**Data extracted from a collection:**

..............................

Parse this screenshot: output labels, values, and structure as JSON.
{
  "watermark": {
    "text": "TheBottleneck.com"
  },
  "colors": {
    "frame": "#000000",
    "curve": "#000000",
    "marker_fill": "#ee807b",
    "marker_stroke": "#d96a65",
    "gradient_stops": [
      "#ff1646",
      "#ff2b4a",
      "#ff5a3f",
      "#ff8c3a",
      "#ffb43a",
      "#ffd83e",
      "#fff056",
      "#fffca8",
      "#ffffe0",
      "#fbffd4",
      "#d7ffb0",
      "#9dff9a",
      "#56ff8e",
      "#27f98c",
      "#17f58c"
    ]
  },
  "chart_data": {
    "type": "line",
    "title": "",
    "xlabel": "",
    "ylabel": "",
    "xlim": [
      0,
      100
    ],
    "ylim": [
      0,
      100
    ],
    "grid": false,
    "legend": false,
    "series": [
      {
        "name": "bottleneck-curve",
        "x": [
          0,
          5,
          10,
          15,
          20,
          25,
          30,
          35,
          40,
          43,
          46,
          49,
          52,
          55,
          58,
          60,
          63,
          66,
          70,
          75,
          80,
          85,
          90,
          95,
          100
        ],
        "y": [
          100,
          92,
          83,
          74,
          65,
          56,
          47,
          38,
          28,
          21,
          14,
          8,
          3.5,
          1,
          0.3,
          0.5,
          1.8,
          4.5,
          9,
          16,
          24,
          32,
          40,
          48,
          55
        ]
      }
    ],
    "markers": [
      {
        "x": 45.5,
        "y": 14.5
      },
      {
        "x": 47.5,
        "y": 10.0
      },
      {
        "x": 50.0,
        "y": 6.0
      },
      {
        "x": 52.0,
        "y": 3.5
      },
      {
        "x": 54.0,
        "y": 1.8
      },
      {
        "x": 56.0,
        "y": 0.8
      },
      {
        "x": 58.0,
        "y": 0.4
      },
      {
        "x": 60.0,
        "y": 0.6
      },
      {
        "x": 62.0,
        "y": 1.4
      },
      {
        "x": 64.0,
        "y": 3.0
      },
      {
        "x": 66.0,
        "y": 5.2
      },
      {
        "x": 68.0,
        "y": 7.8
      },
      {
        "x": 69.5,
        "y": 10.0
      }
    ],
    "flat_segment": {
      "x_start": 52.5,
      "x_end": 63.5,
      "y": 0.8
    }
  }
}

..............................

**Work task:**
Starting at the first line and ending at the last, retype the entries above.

**Reply to the exercise:**
Parse this screenshot: output labels, values, and structure as JSON.
{
  "watermark": {
    "text": "TheBottleneck.com"
  },
  "colors": {
    "frame": "#000000",
    "curve": "#000000",
    "marker_fill": "#ee807b",
    "marker_stroke": "#d96a65",
    "gradient_stops": [
      "#ff1646",
      "#ff2b4a",
      "#ff5a3f",
      "#ff8c3a",
      "#ffb43a",
      "#ffd83e",
      "#fff056",
      "#fffca8",
      "#ffffe0",
      "#fbffd4",
      "#d7ffb0",
      "#9dff9a",
      "#56ff8e",
      "#27f98c",
      "#17f58c"
    ]
  },
  "chart_data": {
    "type": "line",
    "title": "",
    "xlabel": "",
    "ylabel": "",
    "xlim": [
      0,
      100
    ],
    "ylim": [
      0,
      100
    ],
    "grid": false,
    "legend": false,
    "series": [
      {
        "name": "bottleneck-curve",
        "x": [
          0,
          5,
          10,
          15,
          20,
          25,
          30,
          35,
          40,
          43,
          46,
          49,
          52,
          55,
          58,
          60,
          63,
          66,
          70,
          75,
          80,
          85,
          90,
          95,
          100
        ],
        "y": [
          100,
          92,
          83,
          74,
          65,
          56,
          47,
          38,
          28,
          21,
          14,
          8,
          3.5,
          1,
          0.3,
          0.5,
          1.8,
          4.5,
          9,
          16,
          24,
          32,
          40,
          48,
          55
        ]
      }
    ],
    "markers": [
      {
        "x": 45.5,
        "y": 14.5
      },
      {
        "x": 47.5,
        "y": 10.0
      },
      {
        "x": 50.0,
        "y": 6.0
      },
      {
        "x": 52.0,
        "y": 3.5
      },
      {
        "x": 54.0,
        "y": 1.8
      },
      {
        "x": 56.0,
        "y": 0.8
      },
      {
        "x": 58.0,
        "y": 0.4
      },
      {
        "x": 60.0,
        "y": 0.6
      },
      {
        "x": 62.0,
        "y": 1.4
      },
      {
        "x": 64.0,
        "y": 3.0
      },
      {
        "x": 66.0,
        "y": 5.2
      },
      {
        "x": 68.0,
        "y": 7.8
      },
      {
        "x": 69.5,
        "y": 10.0
      }
    ],
    "flat_segment": {
      "x_start": 52.5,
      "x_end": 63.5,
      "y": 0.8
    }
  }
}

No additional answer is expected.